» What this task involves
Scan the records for the string "kind", then copy each line that has it.

[Supplied data Boundary: Start]

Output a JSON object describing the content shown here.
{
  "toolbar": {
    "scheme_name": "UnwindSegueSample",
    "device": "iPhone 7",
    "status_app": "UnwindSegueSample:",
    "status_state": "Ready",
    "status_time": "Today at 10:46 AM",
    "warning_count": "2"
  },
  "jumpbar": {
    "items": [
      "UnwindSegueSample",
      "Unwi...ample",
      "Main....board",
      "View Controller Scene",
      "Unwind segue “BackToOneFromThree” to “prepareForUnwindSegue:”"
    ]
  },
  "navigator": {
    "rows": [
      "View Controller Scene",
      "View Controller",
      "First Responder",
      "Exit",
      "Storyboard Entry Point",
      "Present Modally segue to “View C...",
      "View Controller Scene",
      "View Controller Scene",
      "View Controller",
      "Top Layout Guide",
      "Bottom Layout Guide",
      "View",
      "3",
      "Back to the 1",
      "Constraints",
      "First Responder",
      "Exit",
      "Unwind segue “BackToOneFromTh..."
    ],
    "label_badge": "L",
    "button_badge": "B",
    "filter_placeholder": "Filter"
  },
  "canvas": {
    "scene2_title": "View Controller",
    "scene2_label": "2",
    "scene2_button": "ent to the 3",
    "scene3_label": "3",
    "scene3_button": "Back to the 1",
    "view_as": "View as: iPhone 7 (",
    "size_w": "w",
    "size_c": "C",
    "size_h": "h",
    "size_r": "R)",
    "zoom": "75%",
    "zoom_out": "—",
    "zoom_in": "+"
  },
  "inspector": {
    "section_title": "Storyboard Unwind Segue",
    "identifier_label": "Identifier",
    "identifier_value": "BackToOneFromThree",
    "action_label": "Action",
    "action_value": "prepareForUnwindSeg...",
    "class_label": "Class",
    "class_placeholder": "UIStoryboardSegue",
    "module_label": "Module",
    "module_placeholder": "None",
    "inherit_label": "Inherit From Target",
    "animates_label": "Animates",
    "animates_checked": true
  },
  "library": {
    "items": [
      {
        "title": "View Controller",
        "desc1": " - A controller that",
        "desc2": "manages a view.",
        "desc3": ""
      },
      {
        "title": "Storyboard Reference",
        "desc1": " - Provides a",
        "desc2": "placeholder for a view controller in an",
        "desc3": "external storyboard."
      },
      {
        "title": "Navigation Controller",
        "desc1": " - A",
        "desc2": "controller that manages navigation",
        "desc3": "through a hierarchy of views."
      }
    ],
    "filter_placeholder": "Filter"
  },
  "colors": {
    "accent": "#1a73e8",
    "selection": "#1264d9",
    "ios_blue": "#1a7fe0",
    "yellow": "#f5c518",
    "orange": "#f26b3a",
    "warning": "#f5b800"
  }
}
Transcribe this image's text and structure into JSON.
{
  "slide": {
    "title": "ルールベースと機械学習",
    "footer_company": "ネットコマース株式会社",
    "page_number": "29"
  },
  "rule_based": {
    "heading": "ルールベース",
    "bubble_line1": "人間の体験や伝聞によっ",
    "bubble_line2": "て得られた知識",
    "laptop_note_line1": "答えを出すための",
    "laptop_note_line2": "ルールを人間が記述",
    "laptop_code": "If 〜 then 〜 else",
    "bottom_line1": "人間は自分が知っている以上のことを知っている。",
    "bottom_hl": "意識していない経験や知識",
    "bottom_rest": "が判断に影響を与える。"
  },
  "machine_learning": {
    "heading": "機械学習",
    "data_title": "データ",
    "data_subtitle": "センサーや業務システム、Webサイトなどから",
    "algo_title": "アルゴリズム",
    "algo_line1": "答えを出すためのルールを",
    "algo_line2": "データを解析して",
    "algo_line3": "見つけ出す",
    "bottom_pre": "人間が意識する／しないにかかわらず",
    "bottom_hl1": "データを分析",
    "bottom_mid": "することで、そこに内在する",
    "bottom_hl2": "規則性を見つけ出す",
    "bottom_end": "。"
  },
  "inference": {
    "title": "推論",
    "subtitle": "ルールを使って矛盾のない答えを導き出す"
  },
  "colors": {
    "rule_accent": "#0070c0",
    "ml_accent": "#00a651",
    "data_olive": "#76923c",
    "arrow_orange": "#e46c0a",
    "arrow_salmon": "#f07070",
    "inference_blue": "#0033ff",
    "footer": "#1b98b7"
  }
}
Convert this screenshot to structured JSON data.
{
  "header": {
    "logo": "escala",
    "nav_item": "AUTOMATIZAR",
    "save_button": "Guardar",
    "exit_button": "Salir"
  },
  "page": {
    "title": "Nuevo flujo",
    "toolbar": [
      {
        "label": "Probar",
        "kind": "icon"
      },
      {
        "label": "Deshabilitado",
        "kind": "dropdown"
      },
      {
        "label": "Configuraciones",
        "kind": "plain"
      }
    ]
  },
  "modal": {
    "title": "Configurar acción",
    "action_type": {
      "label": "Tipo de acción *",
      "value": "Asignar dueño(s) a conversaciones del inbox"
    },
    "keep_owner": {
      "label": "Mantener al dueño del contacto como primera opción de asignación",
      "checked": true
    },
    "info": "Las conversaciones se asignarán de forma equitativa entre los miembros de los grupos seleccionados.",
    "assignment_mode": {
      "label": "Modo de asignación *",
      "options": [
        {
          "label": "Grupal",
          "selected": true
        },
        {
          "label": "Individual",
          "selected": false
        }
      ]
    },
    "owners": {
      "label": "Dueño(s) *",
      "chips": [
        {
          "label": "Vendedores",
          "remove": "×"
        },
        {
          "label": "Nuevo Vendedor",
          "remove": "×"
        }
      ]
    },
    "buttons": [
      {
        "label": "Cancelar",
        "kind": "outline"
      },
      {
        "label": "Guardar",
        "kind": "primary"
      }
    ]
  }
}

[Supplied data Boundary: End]

» Answer for the task
        "kind": "icon"
        "kind": "dropdown"
        "kind": "plain"
        "kind": "outline"
        "kind": "primary"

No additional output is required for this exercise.